You might have the time but not the mental bandwidth for “Anna Karenina” right now, and that’s OK. In fact, it’s completely normal (even editors at the Book Review are having trouble concentrating). Maybe you want to save the thick books for a less unsettling time. If that’s the case, here are a few short, quick options that can help take your mind off the real world.
Is your family getting a little too close for comfort? Seek validation in “Dept. of Speculation,” by Jenny Offill. Or if you’d like to be distracted by a different crisis altogether, consider Offill’s new book, “Weather.” You can guess what that one’s about.
You don’t have to be a writer to find peace in Annie Dillard’s “The Writing Life,” where she reflects on nature, creativity, friendship and inspiration.
Sometimes you need to temper your anxiety with humor — or sex. In “Mrs. Caliban,” by Rachel Ingalls, Dorothy is struggling. Her son has died (and so has her dog); her husband has become dour and uncommunicative. But things begin looking up when she acquires a lover — a strapping amphibian named Larry.

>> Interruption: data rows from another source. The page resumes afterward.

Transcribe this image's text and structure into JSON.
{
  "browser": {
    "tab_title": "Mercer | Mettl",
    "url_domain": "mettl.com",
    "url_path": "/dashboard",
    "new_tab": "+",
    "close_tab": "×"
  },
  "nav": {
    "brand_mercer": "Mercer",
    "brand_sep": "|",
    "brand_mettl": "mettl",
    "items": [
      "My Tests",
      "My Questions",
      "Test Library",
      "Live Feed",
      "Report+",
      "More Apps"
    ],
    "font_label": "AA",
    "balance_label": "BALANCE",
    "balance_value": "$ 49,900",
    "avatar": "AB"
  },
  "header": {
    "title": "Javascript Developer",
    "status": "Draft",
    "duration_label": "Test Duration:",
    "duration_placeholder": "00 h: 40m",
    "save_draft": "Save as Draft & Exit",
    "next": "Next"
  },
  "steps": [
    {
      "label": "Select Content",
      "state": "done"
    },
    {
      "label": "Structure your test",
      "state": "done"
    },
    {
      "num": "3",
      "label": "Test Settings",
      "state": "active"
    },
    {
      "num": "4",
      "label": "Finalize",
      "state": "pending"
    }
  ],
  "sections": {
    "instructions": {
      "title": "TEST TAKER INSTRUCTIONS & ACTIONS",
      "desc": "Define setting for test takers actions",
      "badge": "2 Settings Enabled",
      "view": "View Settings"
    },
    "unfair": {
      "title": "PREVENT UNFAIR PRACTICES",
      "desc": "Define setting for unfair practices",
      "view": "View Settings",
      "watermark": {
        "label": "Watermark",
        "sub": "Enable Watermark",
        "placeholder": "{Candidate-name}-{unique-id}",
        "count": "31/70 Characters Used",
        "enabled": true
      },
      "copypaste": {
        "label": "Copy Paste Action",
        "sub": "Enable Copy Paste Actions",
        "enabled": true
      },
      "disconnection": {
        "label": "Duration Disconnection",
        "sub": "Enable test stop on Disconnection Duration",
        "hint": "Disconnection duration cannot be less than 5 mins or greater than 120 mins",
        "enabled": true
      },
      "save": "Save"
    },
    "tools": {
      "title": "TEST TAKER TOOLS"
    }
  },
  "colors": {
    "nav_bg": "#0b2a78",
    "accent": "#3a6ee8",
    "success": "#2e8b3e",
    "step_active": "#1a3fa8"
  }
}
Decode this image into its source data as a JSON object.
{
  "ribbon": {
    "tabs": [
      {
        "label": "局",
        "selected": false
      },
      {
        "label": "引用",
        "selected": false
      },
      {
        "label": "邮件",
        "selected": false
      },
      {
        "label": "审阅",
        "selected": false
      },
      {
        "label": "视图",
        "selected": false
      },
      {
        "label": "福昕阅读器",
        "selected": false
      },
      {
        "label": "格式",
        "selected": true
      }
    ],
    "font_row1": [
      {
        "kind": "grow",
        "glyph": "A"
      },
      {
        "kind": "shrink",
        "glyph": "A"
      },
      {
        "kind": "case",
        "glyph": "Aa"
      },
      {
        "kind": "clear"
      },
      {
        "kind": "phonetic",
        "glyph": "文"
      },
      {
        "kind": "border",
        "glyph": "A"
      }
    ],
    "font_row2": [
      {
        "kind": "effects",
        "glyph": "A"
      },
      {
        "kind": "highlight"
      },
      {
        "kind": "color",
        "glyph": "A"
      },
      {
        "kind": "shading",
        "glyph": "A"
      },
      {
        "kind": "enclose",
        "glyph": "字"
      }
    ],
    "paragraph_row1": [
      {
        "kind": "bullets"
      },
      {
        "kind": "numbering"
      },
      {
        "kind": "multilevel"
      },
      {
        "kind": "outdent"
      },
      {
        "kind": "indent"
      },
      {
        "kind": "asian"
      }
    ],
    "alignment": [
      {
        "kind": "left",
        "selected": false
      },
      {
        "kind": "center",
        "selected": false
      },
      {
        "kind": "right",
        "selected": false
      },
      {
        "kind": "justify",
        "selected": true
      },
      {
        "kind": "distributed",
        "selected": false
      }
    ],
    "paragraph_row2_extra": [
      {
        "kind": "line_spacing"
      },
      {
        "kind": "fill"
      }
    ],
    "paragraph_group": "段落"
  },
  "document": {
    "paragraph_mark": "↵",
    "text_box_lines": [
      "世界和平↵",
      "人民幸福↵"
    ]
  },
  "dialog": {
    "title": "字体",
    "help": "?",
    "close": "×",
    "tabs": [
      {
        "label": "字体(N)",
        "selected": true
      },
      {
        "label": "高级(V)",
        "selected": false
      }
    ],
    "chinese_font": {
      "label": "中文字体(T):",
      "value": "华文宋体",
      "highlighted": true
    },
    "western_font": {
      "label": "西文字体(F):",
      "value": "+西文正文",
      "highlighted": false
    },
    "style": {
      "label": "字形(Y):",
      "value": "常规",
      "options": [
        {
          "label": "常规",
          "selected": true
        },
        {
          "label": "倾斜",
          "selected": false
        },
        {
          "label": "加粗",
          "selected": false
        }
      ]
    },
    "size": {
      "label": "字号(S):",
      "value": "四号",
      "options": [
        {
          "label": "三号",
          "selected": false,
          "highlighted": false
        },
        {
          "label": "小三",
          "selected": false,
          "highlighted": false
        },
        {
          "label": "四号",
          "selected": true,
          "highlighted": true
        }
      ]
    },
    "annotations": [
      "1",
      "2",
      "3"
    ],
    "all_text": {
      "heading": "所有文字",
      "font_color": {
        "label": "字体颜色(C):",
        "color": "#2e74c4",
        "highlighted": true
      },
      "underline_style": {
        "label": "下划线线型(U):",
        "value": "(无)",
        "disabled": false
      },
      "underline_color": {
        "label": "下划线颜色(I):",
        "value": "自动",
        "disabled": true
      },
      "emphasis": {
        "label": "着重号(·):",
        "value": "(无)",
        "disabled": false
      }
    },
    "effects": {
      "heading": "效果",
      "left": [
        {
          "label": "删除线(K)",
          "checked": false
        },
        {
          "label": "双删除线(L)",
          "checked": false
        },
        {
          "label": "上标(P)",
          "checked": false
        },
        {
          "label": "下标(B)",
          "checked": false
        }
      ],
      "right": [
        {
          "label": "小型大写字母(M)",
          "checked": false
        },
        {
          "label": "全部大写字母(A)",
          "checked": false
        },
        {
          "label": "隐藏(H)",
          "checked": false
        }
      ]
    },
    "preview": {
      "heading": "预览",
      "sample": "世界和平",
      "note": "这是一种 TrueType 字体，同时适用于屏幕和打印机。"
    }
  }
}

What new songs should I stream?
OK, so you can’t go to any concerts right now. But millions — yes, many millions — of songs are at your fingertips.
Want to start with the best new music you should have on your radar? Listen to our latest Playlist, which features new releases from Lil Yachty (featuring Drake and DaBaby), Ava Max, Tones and I (the Australian songwriter behind the world-conquering hit “Dance Monkey” and more. We’ll have a new playlist for you every Friday, as always.
Our classical music critics chose their favorite recordings of works they were supposed to see live before everything was canceled. Here’s Mahler’s Sixth Symphony.
What should I cook?
Even in the most stressful moments, we need to eat good food. The New York Times Cooking site has thousands of recipes to help you weather these next few weeks. (You do need a subscription to access a lot of them, though.)
For example, since we know many of you will be working from home for the foreseeable future, here are 30 recipes for lunch at home. It doesn’t have to be grilled cheese every day! (True, there is a grilled cheese recipe here, but it has some zhush.)
And since some of you have bought beans and beans and beans for the long hibernation, here’s Melissa Clark’s guide for how best to cook them, as well as many delicious recipes like one for tomato, white bean and kale soup.
Sign up for the Cooking newsletter, for recipes, food writing and culinary inspiration. Like all our newsletters, it’s free.
What should I play?
Wirecutter, a New York Times company that focuses on product recommendations, has some great suggestions for the best board games to play with people who are interested in advanced board games — we’re talking more than just Monopoly and Trivial Pursuit.
Interested in console, mobile, or PC games? The Guardian has just published a list with 25 suggestions, including “Pokemon Go,” which is making changes to allow for more monsters to be found closer to home.
What should I do with my kids?
Look, let’s be honest. It’s almost inevitable that many children are going to have more screen time over the coming weeks. It’s fine, it doesn’t mean you’re a bad parent, as our Parenting editor, Jessica Grose, recently explained in her newsletter, which you can sign up for here.
Here’s a long list of podcasts for kids ages 2-6, from story-focused ones to educational fare to music one.
Do you need some help figuring out what books to get and read to your children? The New York Times’s children’s book editor, Maria Russo, has a recurring advice column called Story Times. She has already written up lists like eight great (and short) books for brand new-readers and seven great shorter stories for the elementary school years. Check out the rest at Story Times.